- **Problem statement**
Find and return every line of the data that contains the word "JSON".

- **Supplied information**
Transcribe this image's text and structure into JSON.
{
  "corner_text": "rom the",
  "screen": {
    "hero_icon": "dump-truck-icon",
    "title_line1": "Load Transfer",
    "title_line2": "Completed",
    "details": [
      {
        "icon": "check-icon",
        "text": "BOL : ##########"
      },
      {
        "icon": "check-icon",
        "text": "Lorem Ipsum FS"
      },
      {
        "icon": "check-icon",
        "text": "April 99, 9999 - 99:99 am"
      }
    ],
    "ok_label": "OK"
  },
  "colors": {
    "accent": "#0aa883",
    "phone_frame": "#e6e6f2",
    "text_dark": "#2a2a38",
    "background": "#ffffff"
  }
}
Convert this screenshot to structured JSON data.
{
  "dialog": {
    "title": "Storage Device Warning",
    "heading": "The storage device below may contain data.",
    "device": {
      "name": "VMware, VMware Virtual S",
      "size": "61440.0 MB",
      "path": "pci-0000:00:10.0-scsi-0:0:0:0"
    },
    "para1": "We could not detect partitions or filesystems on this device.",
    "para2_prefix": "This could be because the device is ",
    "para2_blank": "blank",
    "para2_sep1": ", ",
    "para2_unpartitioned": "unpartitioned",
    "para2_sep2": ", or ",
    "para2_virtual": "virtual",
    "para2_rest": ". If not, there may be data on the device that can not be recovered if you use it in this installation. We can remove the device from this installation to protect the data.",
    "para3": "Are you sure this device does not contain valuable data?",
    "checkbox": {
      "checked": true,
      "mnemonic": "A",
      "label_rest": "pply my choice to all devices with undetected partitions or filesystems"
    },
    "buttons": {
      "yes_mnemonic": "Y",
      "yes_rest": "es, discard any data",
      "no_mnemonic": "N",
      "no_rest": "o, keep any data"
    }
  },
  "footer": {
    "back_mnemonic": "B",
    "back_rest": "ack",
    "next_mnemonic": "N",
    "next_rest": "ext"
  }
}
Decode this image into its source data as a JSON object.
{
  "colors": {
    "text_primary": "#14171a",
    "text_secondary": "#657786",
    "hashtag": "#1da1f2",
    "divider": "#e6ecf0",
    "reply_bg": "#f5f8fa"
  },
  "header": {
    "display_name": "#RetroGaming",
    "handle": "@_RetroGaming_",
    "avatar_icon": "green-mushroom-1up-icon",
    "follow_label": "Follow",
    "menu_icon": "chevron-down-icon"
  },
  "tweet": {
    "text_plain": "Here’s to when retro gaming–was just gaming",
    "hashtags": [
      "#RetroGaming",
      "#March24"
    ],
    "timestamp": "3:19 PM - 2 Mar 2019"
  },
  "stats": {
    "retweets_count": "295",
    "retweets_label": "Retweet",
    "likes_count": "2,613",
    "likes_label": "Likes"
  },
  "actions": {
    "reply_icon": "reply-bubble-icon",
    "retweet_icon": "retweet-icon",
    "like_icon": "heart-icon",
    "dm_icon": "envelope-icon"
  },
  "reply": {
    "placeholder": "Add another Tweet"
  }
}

- **Written answer**
Transcribe this image's text and structure into JSON.
Convert this screenshot to structured JSON data.
Decode this image into its source data as a JSON object.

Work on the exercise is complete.